Insurers must pay back premiums as US airlines opt for government cover

Aviation insurers are facing a double whammy that could cost them at least $265m (£168m).

They are being asked to repay up to $125m (£80m) to US airlines and are also facing a shrinking market for hull war cover.

The airlines' demands are the knock-on effect of the US government's decision to offer cheap war risk cover to its airlines.

Its price is about a tenth of that available commercially.

US airlines have rushed to cancel their commercial third party liability cover, demanding the return of their premiums and the rest are expected to follow imminently.

In total, insurers are expected to have to give back between $100m (£63m) and $125m (£79.2m) for third party war liability business alone.

US airlines are also cancelling their commercially bought hull war cover, leading to rapidly falling demand.

If all US airlines pull out of the market, the aviation market would lose at least $140m (£89m), it is estimated.

One industry source said: "If the global hull war market loses $140m of premium income, the impact will be even worse than the cancellation of the third party liability cover."

In a separate development, support for a proposed global aviation war risk insurance scheme has risen to 43%, with 51% needed for start-up.

The scheme, called Globaltime, was proposed by the International Civil Aviation Organisation (ICAO), which is negotiating with key states whose backing is needed.

Insurance Times reported last month how London Market brokers were calling for modifications to the Globaltime scheme to make world governments share the cost of insuring airlines against terrorism.

Ken Coombes, chairman of the LMBC's technical committee on aviation and a senior vice president at global broker Marsh, said the changes aimed to prevent US airlines gaining a significant competitive advantage.

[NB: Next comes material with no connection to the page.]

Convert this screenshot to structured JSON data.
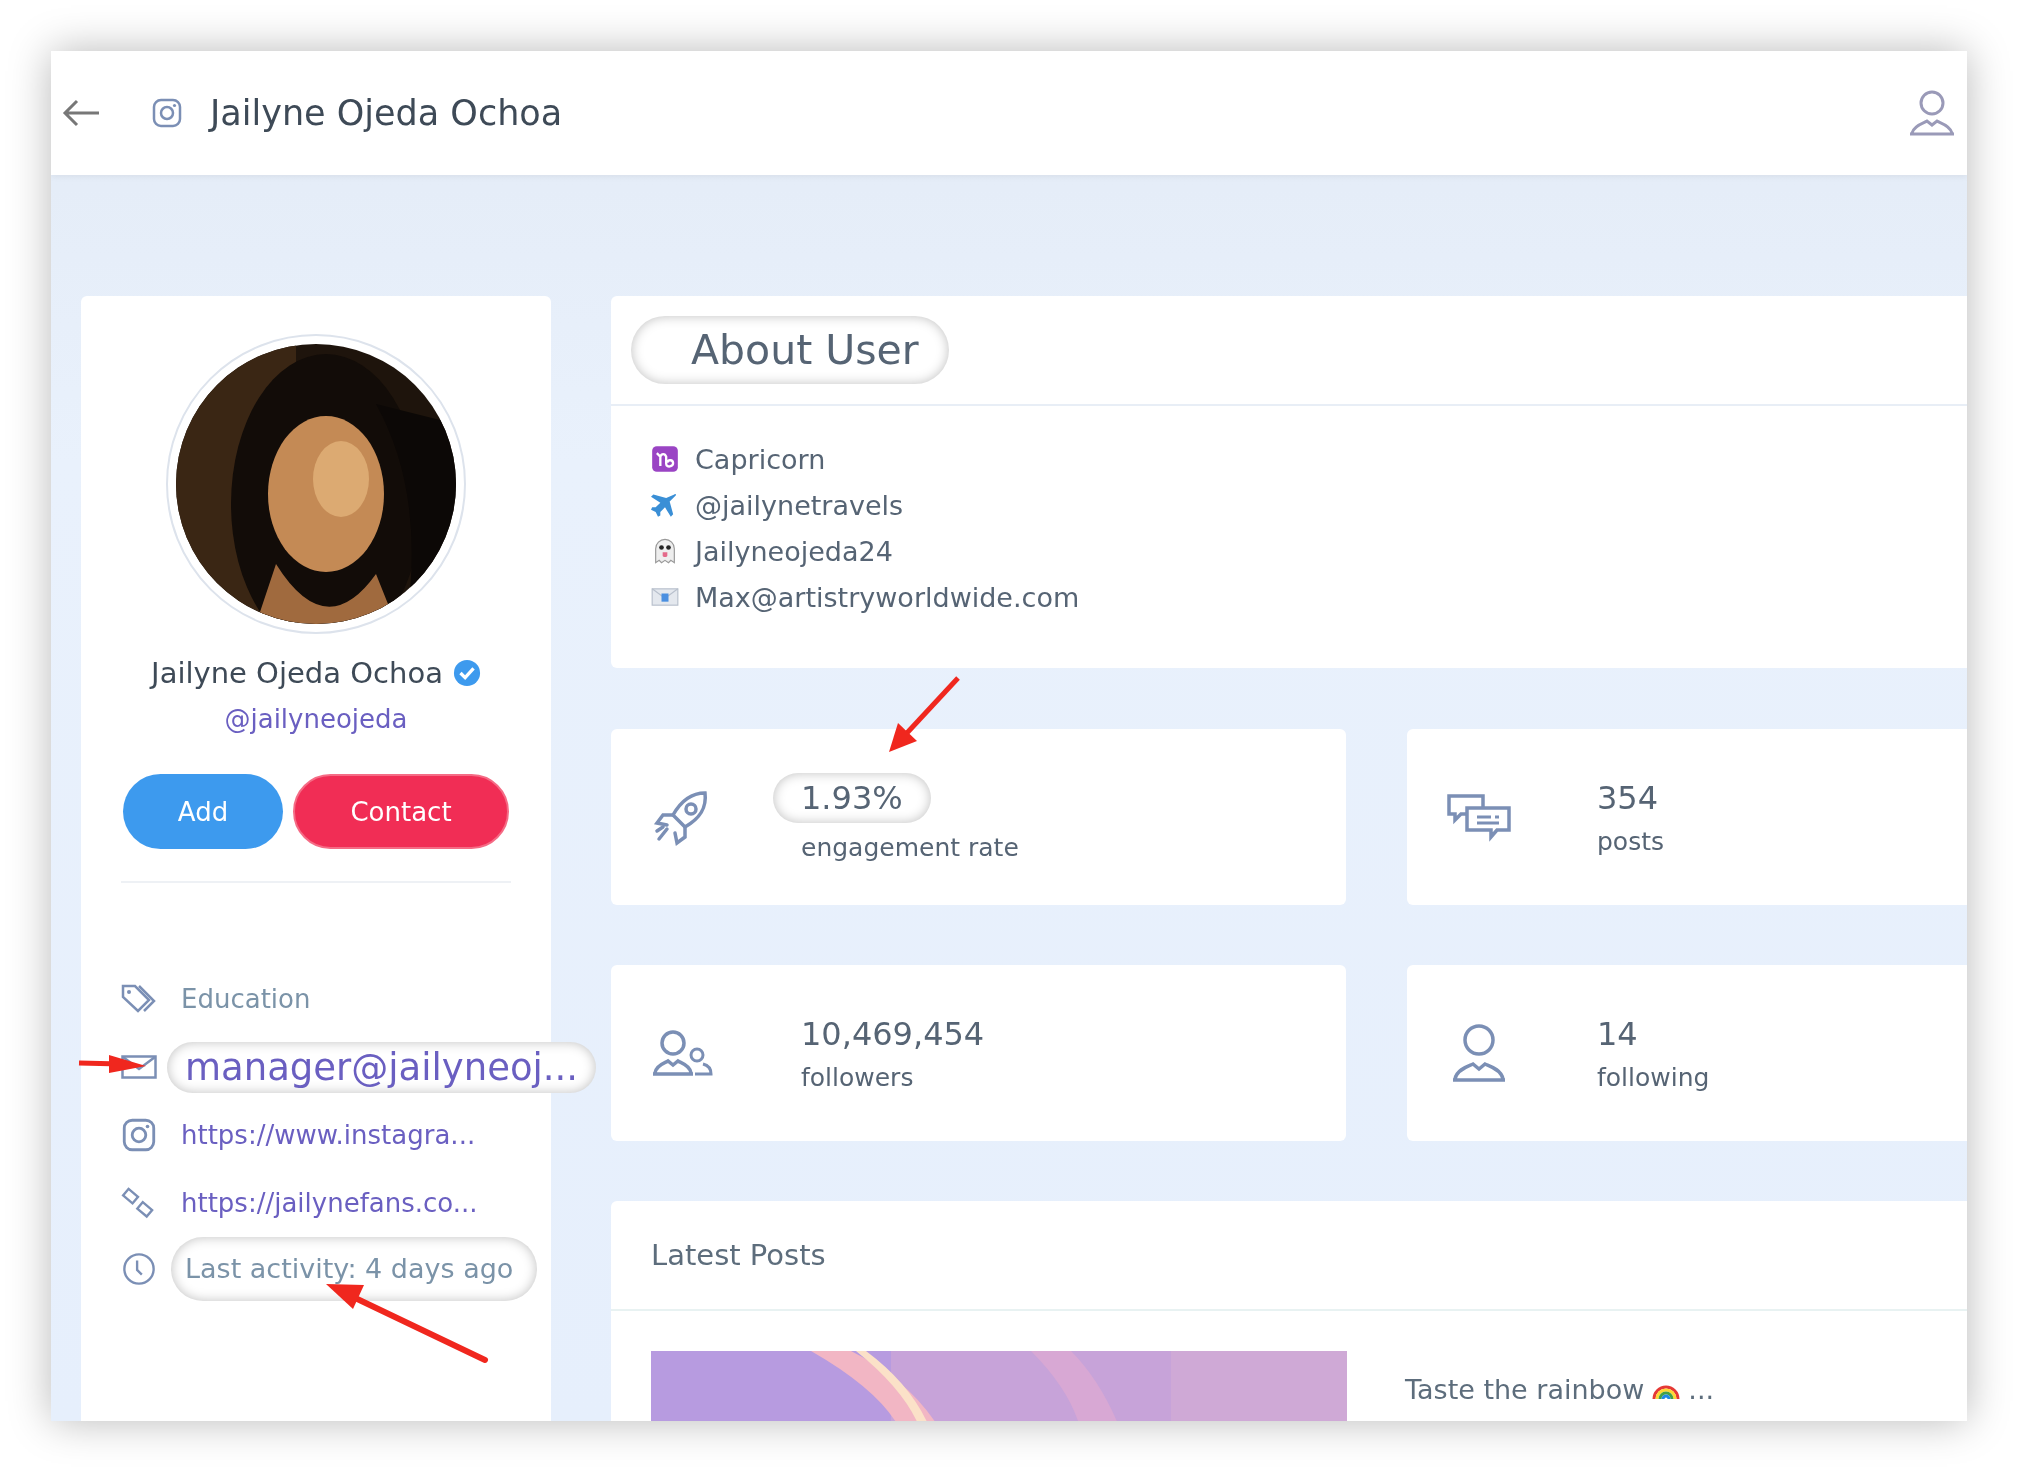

ICAO is expected to announce soon how it will formally consider the proposals.